June 9, 2011
“Are we what?” I asked Lorrie after half listening to her question. This was the time of day when I’d just met the girls as they got off of the school bus and was driving back to the ranch house.
“Are we real, Mommy? My friend, Pam, said that we all could just be pigments of someone else’s imagination.”
I nearly drove the SUV into the side of the covered bridge and wondered if Lex would be able to pull us all out of that creek. Thank goodness that it wasn’t the rainy season. The tires may get soaked, but we would most likely just end up with–
I swerved back onto the middle of the bridge and silently berated myself for letting my thoughts get away from me.
“Uh, sorry. Lorrie, what did your friend say?”
“Pam said that we could just be the pigments of someone else’s imagination.”
“Figment, Lorrie, pigment is what those freckles on your nose are.”
“Figment. Mom, what about it?”
“What about what?” Okay, I have to admit that Lorrie’s question took me off guard. It’s a question I have asked myself and never really came to a satisfying conclusion.
“Lorrie, do you feel real? When you touch things, can you feel them? Do you taste the food you eat? Do you smell Freckles wet fur when she comes in out of the rain? What do you think?”
“I guess I’m real, then.” She took a moment to think about it further as we came closer to the house. “But what if all those things are what someone imagines we’d feel and taste and smell?”
I brought the Expedition to a stop and turned off the engine. As the girls gathered their things up, I began to think that maybe Lorrie was on to something.
A little while later, Lex joined me in the kitchen as I put the final touches on dinner. I told her about the conversation in the SUV earlier and that I thought Lorrie would make a fine philosopher.
“And rancher. Remember, she wants to run the ranch when she gets old enough.” Lex nabbed a piece of pot roast and popped it in her mouth. Her eyes closed in pleasure as she chewed the succulent meat. “Mmm, yummy!” She reached for another tidbit and I smacked her hand.
“Wait until dinner. Why don’t you go call the girls and have them wash up for dinner, honey?”
Lex grinned at me. “Why don’t we imagine we called them for dinner, but they weren’t hungry and left all this wonderful pot roast for me?”
“You’re incorrigible, Lex.”
“I imagine so.”
“Be nice or you can imagine what happens in the bedroom tonight, all by yourself.”
“LORRIE! MEL! DINNER!”
Then Lex scooped me up in her arms and started nibbling on my neck.
Real.
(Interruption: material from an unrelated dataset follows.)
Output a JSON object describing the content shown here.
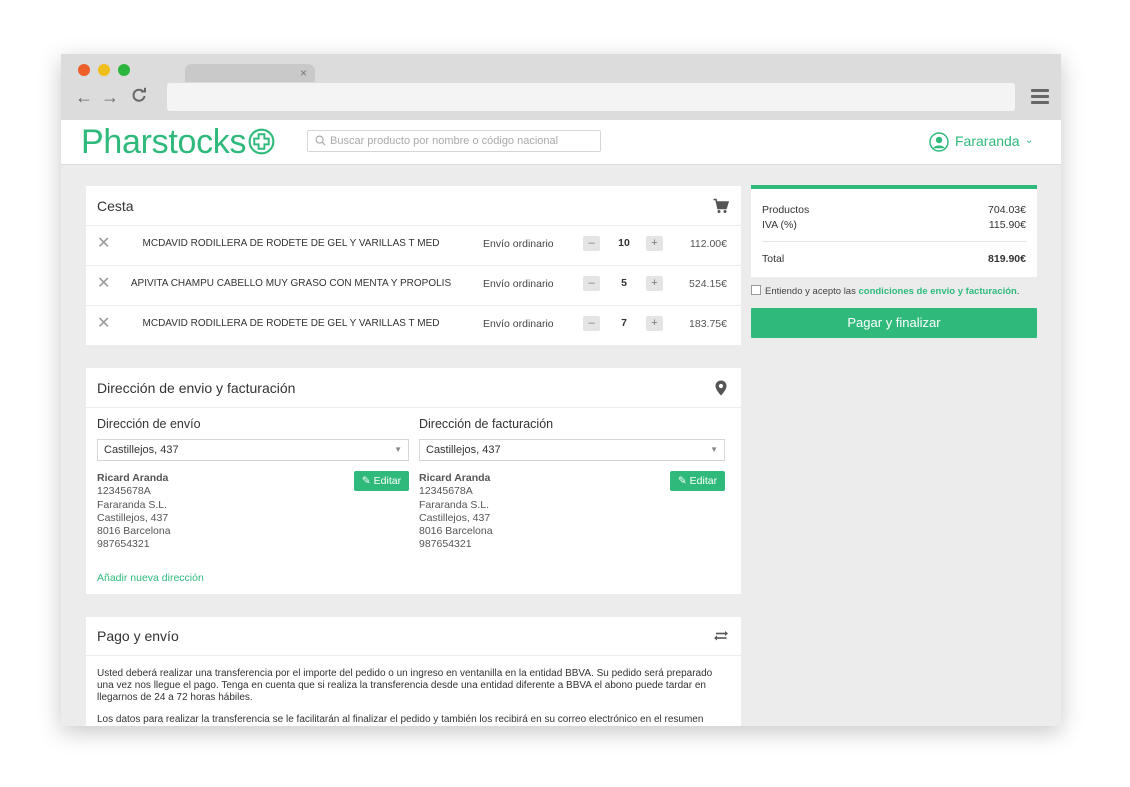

Definitely real.
June 7, 2011
It constantly amazes me how someone as intelligent, accomplished, and business savvy as my wife can be such a menace in the kitchen. Today, I have the stomach flu and was too sick this morning to take care of things at home. Martha also had been under the weather and sent Charlie over to tell us that we were on our own.
Rather than call in the reinforcements, a.k.a. my Grandma and Grandpa Cauble, Lex took the day off and said, “It’s just feeding you guys. How hard can it be?”
I was too sick to try to talk her out of it. The kids were happily setting their mom up for failure, too.
“How about oatmeal, Momma?”
“And raisin toast.”
Baby Eddie didn’t say anything. He just sat there in his highchair making spit bubbles and laughing.
Before she had even begun to boil water, the girls were covering their ears and admonishing their mom about the words coming out of her mouth.
I suppose, for some individuals, cooking acts like a trigger for Tourettes-like behavior.
From the den, where I was lying down on the sofa, I could hear her say something about a pan, then getting the right pan, then why don’t we have the right pan for oatmeal, then a loud metal crash, loud cursing, something about why the right pan had to be all the way back in the cabinet, and a “Dammit Freckles!”
I heard the sound of the back door being slammed. More cursing. Sweeping sounds, children saying, “Oh Oh, Momma,” more cursing. And the smell of burnt toast and what I think was an oven mitt.
My Grandma and Grandpa hurried over to help take care of Baby Eddie and me. Lex loaded the other two kids in the car and headed to town for breakfast. If she’s smart, she’ll bring back lunch and dinner, too.